The Falkland Islands, or Islas Malvinas as they are called in Argentina, are located in the South Atlantic. The islands belong geographically to South America, they are situated 600-800 km east of southern Argentina's coast and the Tierra del Fuego. The Falkland islands are a British overseas territory. Since 1833, there have been Argentinian claims to the islands, leading to the outbreak of the Falklands war in 1982, provoked by Argentina. The war was finally won by the UK. In recent years, the Falklands have become increasingly popular as a tourist destination and are visited by up to 50,000 people each year. The unique wildlife on the islands, in particular the penguin colonies and albatrosses, are the main attraction of the Falkland islands.

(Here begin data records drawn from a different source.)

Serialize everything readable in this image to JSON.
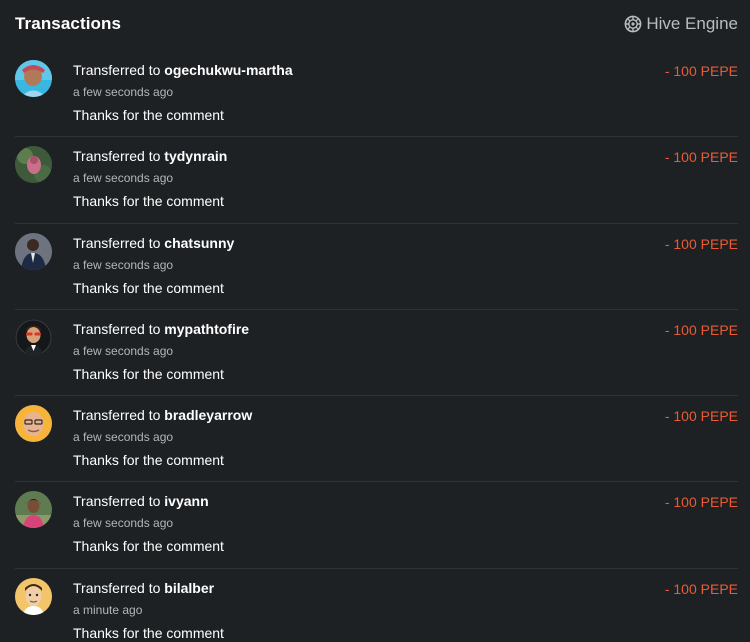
{
  "header": {
    "title": "Transactions",
    "brand_label": "Hive Engine",
    "brand_icon": "hive-engine-logo-icon"
  },
  "transactions": [
    {
      "prefix": "Transferred to ",
      "recipient": "ogechukwu-martha",
      "time": "a few seconds ago",
      "memo": "Thanks for the comment",
      "amount": "- 100 PEPE",
      "avatar": "user-avatar"
    },
    {
      "prefix": "Transferred to ",
      "recipient": "tydynrain",
      "time": "a few seconds ago",
      "memo": "Thanks for the comment",
      "amount": "- 100 PEPE",
      "avatar": "user-avatar"
    },
    {
      "prefix": "Transferred to ",
      "recipient": "chatsunny",
      "time": "a few seconds ago",
      "memo": "Thanks for the comment",
      "amount": "- 100 PEPE",
      "avatar": "user-avatar"
    },
    {
      "prefix": "Transferred to ",
      "recipient": "mypathtofire",
      "time": "a few seconds ago",
      "memo": "Thanks for the comment",
      "amount": "- 100 PEPE",
      "avatar": "user-avatar"
    },
    {
      "prefix": "Transferred to ",
      "recipient": "bradleyarrow",
      "time": "a few seconds ago",
      "memo": "Thanks for the comment",
      "amount": "- 100 PEPE",
      "avatar": "user-avatar"
    },
    {
      "prefix": "Transferred to ",
      "recipient": "ivyann",
      "time": "a few seconds ago",
      "memo": "Thanks for the comment",
      "amount": "- 100 PEPE",
      "avatar": "user-avatar"
    },
    {
      "prefix": "Transferred to ",
      "recipient": "bilalber",
      "time": "a minute ago",
      "memo": "Thanks for the comment",
      "amount": "- 100 PEPE",
      "avatar": "user-avatar"
    }
  ],
  "colors": {
    "background": "#1e2124",
    "amount_negative": "#ea5a35",
    "divider": "#2f3337",
    "muted_text": "#b3b6b9"
  }
}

Geography. 200 islands are part of the Falkland Islands group. The main islands are West Falkland (Arg: Gran Malvina) and East Falkland (Arg: Soledad), each measuring 6,000 km ². The north of both of these islands is hilly. The hills stretch from west to east and Mount Usborne is the highest elevation with an altitude of 708 m.
Weather. The climate on the islands is cold, rainy and windy; winters are mild, summers cool.

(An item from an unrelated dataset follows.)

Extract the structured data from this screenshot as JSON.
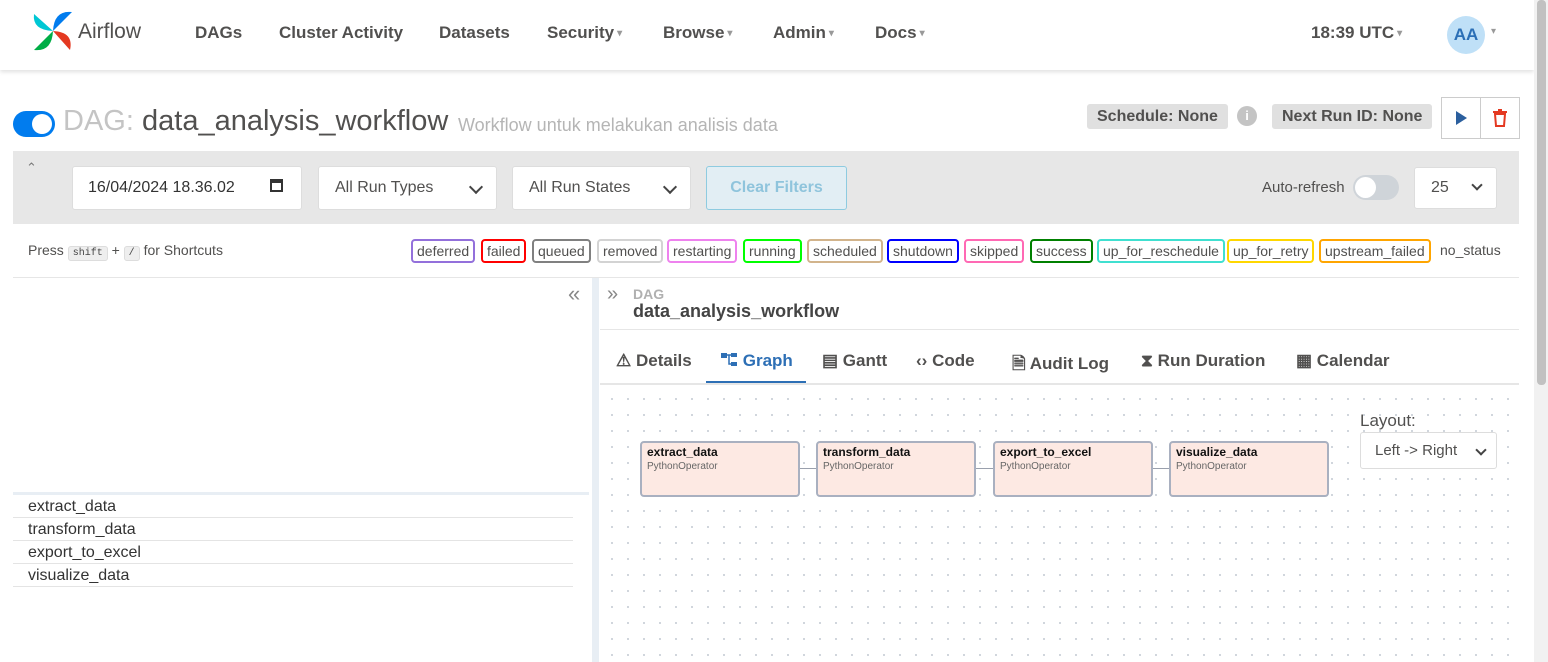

Travel. The International Airport Mount Pleasant Airport is located 56 km or 35 miles from Stanley. Flights to the Falkland Islands are available from the UK or Chile. British Airways and LAN Chile operate flights from London Gatwick to Santiago de Chile. Once weekly, on Saturdays, LAN Chile flies to Punta Arenas in Chile and then operates an onward flight to Stanley.
Capital. The capital city, Stanley, has 2,000 inhabitants. This is the cultural and economic centre of the Falkland Islands. The most southerly Anglican church in the world, Port Stanley Church, is well worth a visit.